MaNGA Technical Details

  • Dark-time observations
  • Fall 2014 – Spring 2020
  • 17 IFUs per 7 deg2 plate
  • Wavelength: 360-1000 nm, resolution R~2000
  • 10,000 galaxies across ~4000 deg2, redshift z~0.03
  • 3-hour exposures with dithering
  • Spatial sampling of 1-2 kpc
  • Per-fiber S/N=5-10 at 1.5 Re

Example MaNGA maps from the Jan 2013 test run. Credit: Sebastian Sanchez.
Example MaNGA maps from the Jan 2013 test run. Credit: Sebastian Sanchez.


Sample Selection


Galaxies are being selected from the SDSS Main Galaxy Legacy Area, with selection cuts applied to only redshift and a color-based stellar mass estimate.

  • Flat stellar mass distribution with M > 109 Msun
  • Smallest galaxy diameter sampled by at least 5 spatial bins
  • Primary sample: 67%, spatial coverage to 1.5 Re (effective or half-light radius)
  • Secondary sample: 33%, spatial coverage to 2.5 Re
  • No size or inclination cuts

A MaNGA target galaxy, 500 Myr away
A MaNGA target galaxy, 500 Myr away

On the left, an image of the face of a 127 fiber IFU. Its ferrule housing which holds the IFU and allows it to be plugged into the SDSS plate is shown on the right.
On the left, an image of the face of a 127 fiber IFU. Its ferrule housing which holds the IFU and allows it to be plugged into the SDSS plate is shown on the right.


Instrumentation

  • Buffered fibers with 120 micron (2″) core diameters
  • Close-packed hexagonal fibers IFUs, 54% live-core fill factor
  • IFU size from 19 to 127 fibers, diameters from 12″ to 32″
  • IFU complement per plate: 2×19; 4×37; 4×61; 2×91; 5×127
  • 92 IFU-associated sky fibers
  • 12 7-fiber “mini-bundles” for spectrophotometric calibration
  • Total number of fibers: 1423


People

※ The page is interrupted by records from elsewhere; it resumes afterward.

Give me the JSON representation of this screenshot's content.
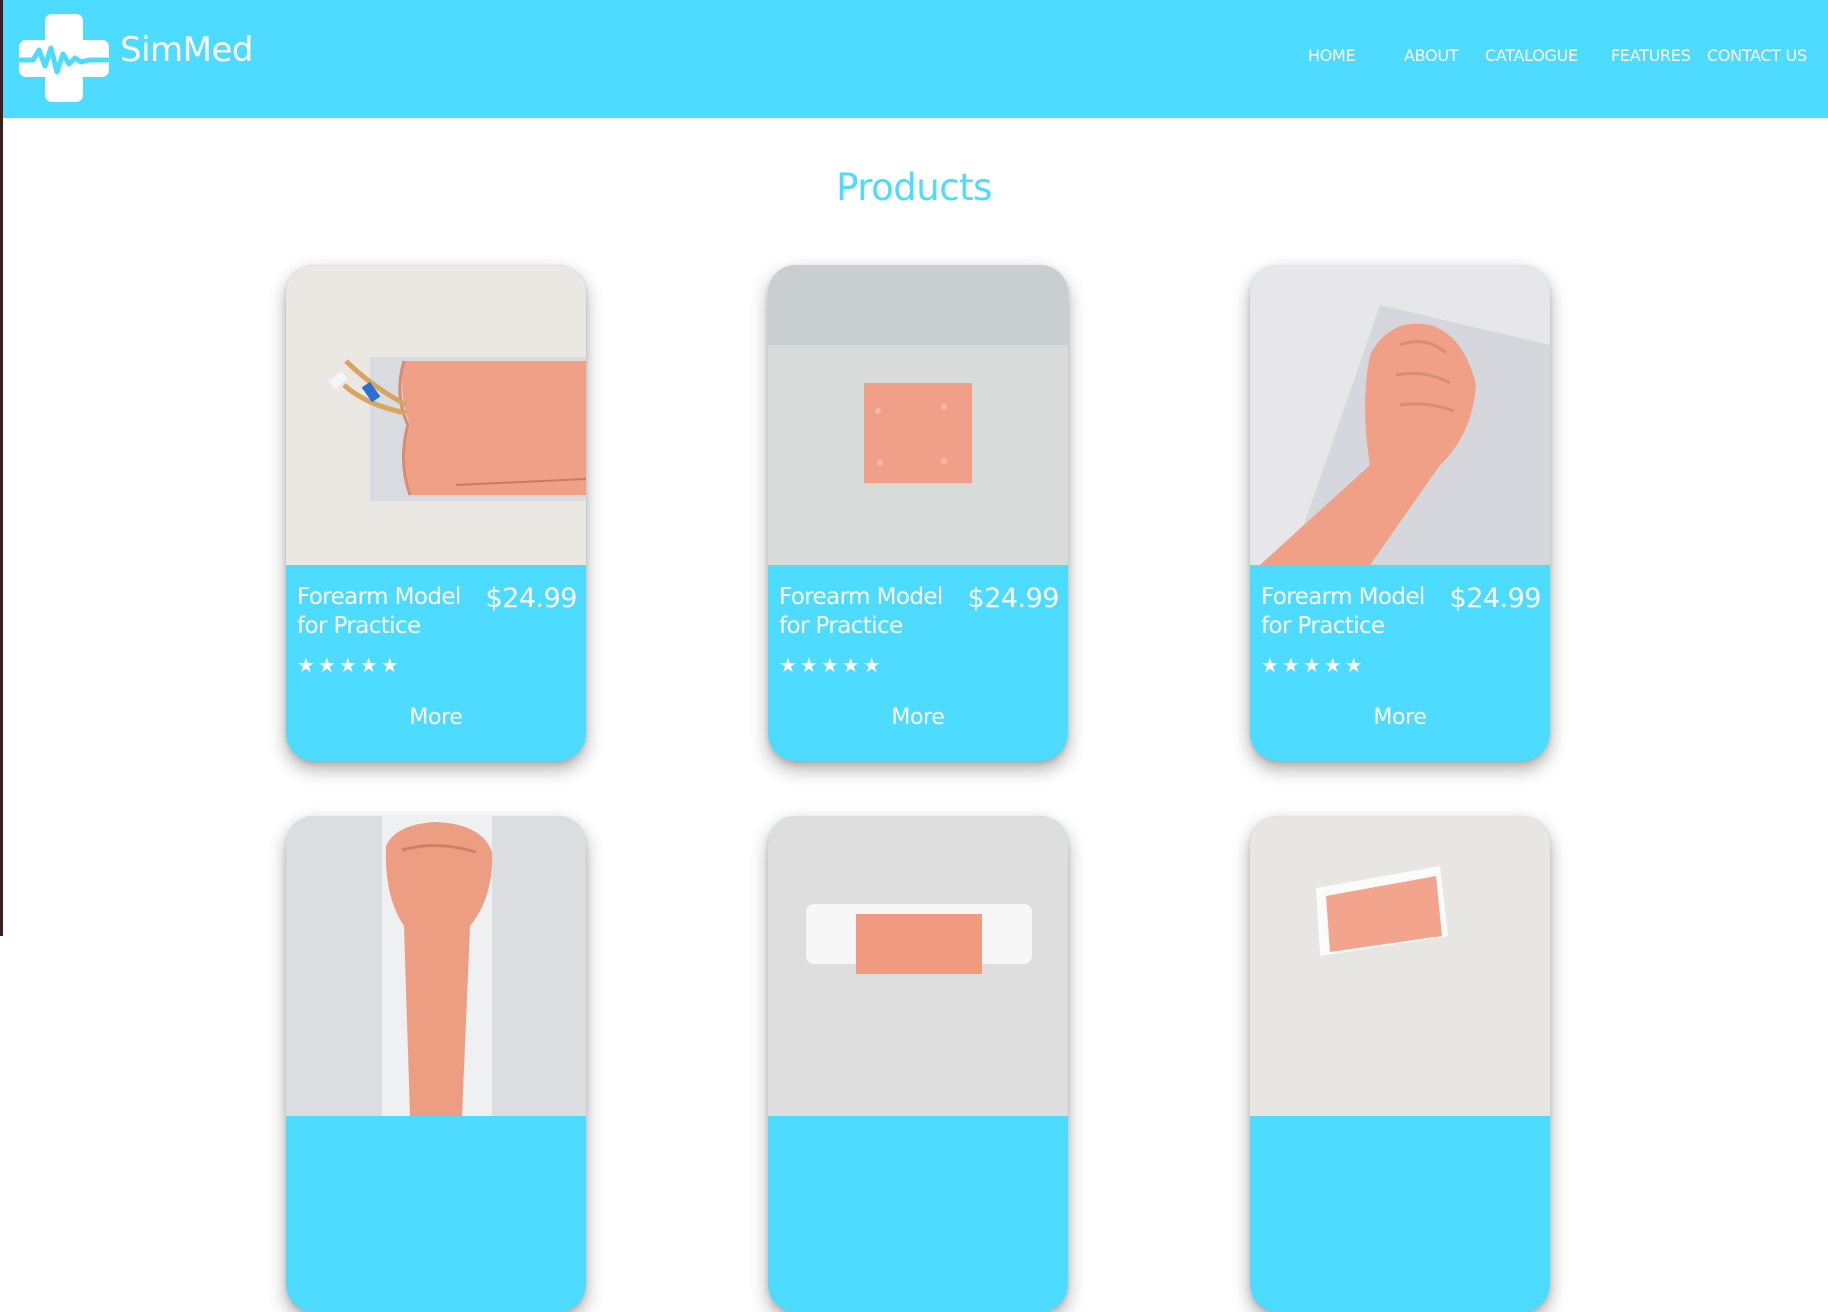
{
  "header": {
    "brand": "SimMed",
    "nav": [
      "HOME",
      "ABOUT",
      "CATALOGUE",
      "FEATURES",
      "CONTACT US"
    ]
  },
  "section_title": "Products",
  "products": [
    {
      "name": "Forearm Model for Practice",
      "price": "$24.99",
      "rating": 5,
      "stars": "★★★★★",
      "more": "More",
      "image": "iv-forearm-with-tubing"
    },
    {
      "name": "Forearm Model for Practice",
      "price": "$24.99",
      "rating": 5,
      "stars": "★★★★★",
      "more": "More",
      "image": "skin-pad-square"
    },
    {
      "name": "Forearm Model for Practice",
      "price": "$24.99",
      "rating": 5,
      "stars": "★★★★★",
      "more": "More",
      "image": "arm-fist-model"
    },
    {
      "image": "raised-fist-model"
    },
    {
      "image": "skin-pad-on-base"
    },
    {
      "image": "skin-pad-tilted"
    }
  ],
  "colors": {
    "accent": "#4ddbff",
    "text_on_accent": "#ffffff"
  }
}
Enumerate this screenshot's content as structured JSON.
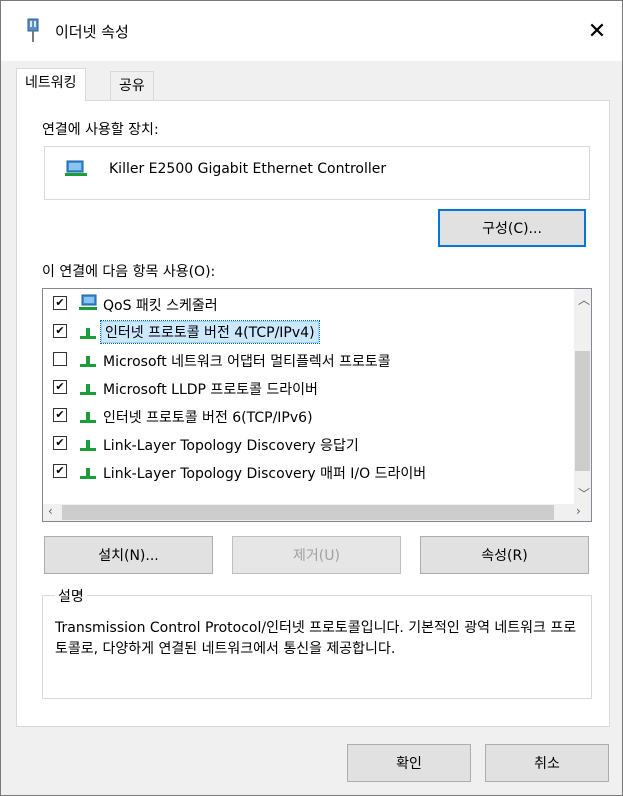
{
  "window": {
    "title": "이더넷 속성",
    "close_label": "✕"
  },
  "tabs": [
    {
      "label": "네트워킹",
      "active": true
    },
    {
      "label": "공유",
      "active": false
    }
  ],
  "connect_using": {
    "label": "연결에 사용할 장치:",
    "device_name": "Killer E2500 Gigabit Ethernet Controller",
    "configure_label": "구성(C)..."
  },
  "items": {
    "label": "이 연결에 다음 항목 사용(O):",
    "list": [
      {
        "text": "QoS 패킷 스케줄러",
        "checked": true,
        "icon": "qos-network-icon"
      },
      {
        "text": "인터넷 프로토콜 버전 4(TCP/IPv4)",
        "checked": true,
        "icon": "protocol-icon",
        "selected": true
      },
      {
        "text": "Microsoft 네트워크 어댑터 멀티플렉서 프로토콜",
        "checked": false,
        "icon": "protocol-icon"
      },
      {
        "text": "Microsoft LLDP 프로토콜 드라이버",
        "checked": true,
        "icon": "protocol-icon"
      },
      {
        "text": "인터넷 프로토콜 버전 6(TCP/IPv6)",
        "checked": true,
        "icon": "protocol-icon"
      },
      {
        "text": "Link-Layer Topology Discovery 응답기",
        "checked": true,
        "icon": "protocol-icon"
      },
      {
        "text": "Link-Layer Topology Discovery 매퍼 I/O 드라이버",
        "checked": true,
        "icon": "protocol-icon"
      }
    ]
  },
  "buttons": {
    "install": "설치(N)...",
    "uninstall": "제거(U)",
    "properties": "속성(R)",
    "ok": "확인",
    "cancel": "취소"
  },
  "description": {
    "title": "설명",
    "text": "Transmission Control Protocol/인터넷 프로토콜입니다. 기본적인 광역 네트워크 프로토콜로, 다양하게 연결된 네트워크에서 통신을 제공합니다."
  },
  "colors": {
    "accent": "#0078d7",
    "selection": "#cce8ff",
    "icon_green": "#1a9e3a",
    "icon_blue": "#3a8fd6"
  }
}
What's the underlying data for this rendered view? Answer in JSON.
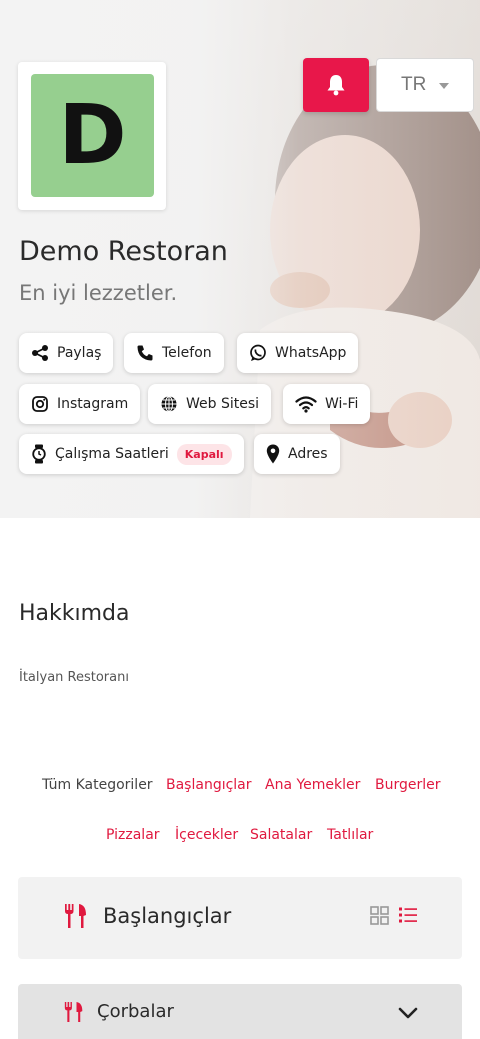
{
  "header": {
    "restaurant_name": "Demo Restoran",
    "slogan": "En iyi lezzetler.",
    "logo_letter": "D",
    "language": "TR",
    "accent_color": "#e8174a",
    "logo_bg_color": "#96cf8f"
  },
  "actions": {
    "share": "Paylaş",
    "phone": "Telefon",
    "whatsapp": "WhatsApp",
    "instagram": "Instagram",
    "website": "Web Sitesi",
    "wifi": "Wi-Fi",
    "hours": "Çalışma Saatleri",
    "hours_status": "Kapalı",
    "address": "Adres"
  },
  "about": {
    "title": "Hakkımda",
    "text": "İtalyan Restoranı"
  },
  "categories": [
    "Tüm Kategoriler",
    "Başlangıçlar",
    "Ana Yemekler",
    "Burgerler",
    "Pizzalar",
    "İçecekler",
    "Salatalar",
    "Tatlılar"
  ],
  "section": {
    "title": "Başlangıçlar",
    "subsection_title": "Çorbalar"
  },
  "icons": {
    "bell": "bell-icon",
    "share": "share-icon",
    "phone": "phone-icon",
    "whatsapp": "whatsapp-icon",
    "instagram": "instagram-icon",
    "website": "globe-icon",
    "wifi": "wifi-icon",
    "hours": "watch-icon",
    "address": "map-pin-icon",
    "section": "utensils-icon",
    "grid_view": "grid-icon",
    "list_view": "list-icon",
    "expand": "chevron-down-icon"
  }
}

Principal Investigator
Kevin Bundy (Kavli IPMU)
Chief Engineer/Project Manager:
Nick MacDonald (Washington)
Survey Scientist:
Renbin Yan (Kentucky)
Instrument Scientist
Niv Drory (UT Austin)
Lead Data Scientist
David Law (Dunlap Institute, Toronto)
Sample Design Lead
David Wake (Open University, Wisconsin)
Lead Observer
Anne-Marie Weijmans (St Andrews)
Science Team Chair
Daniel Thomas (Portsmouth)
Composition Strategic Committee
Alfonso Aragon-Salamanca (Nottingham), Roberto Maiolino (Cambridge), Cheng Li (SHAO), Christy Tremonti (Wisconsin)
Kinematics Strategic Committee
Karen Masters (Portsmouth), Remco van den Bosch (MPIA), Mike Merrifield (Nottingham), Eric Emsellem (ESO)


Follow us on twitter: @MaNGASurvey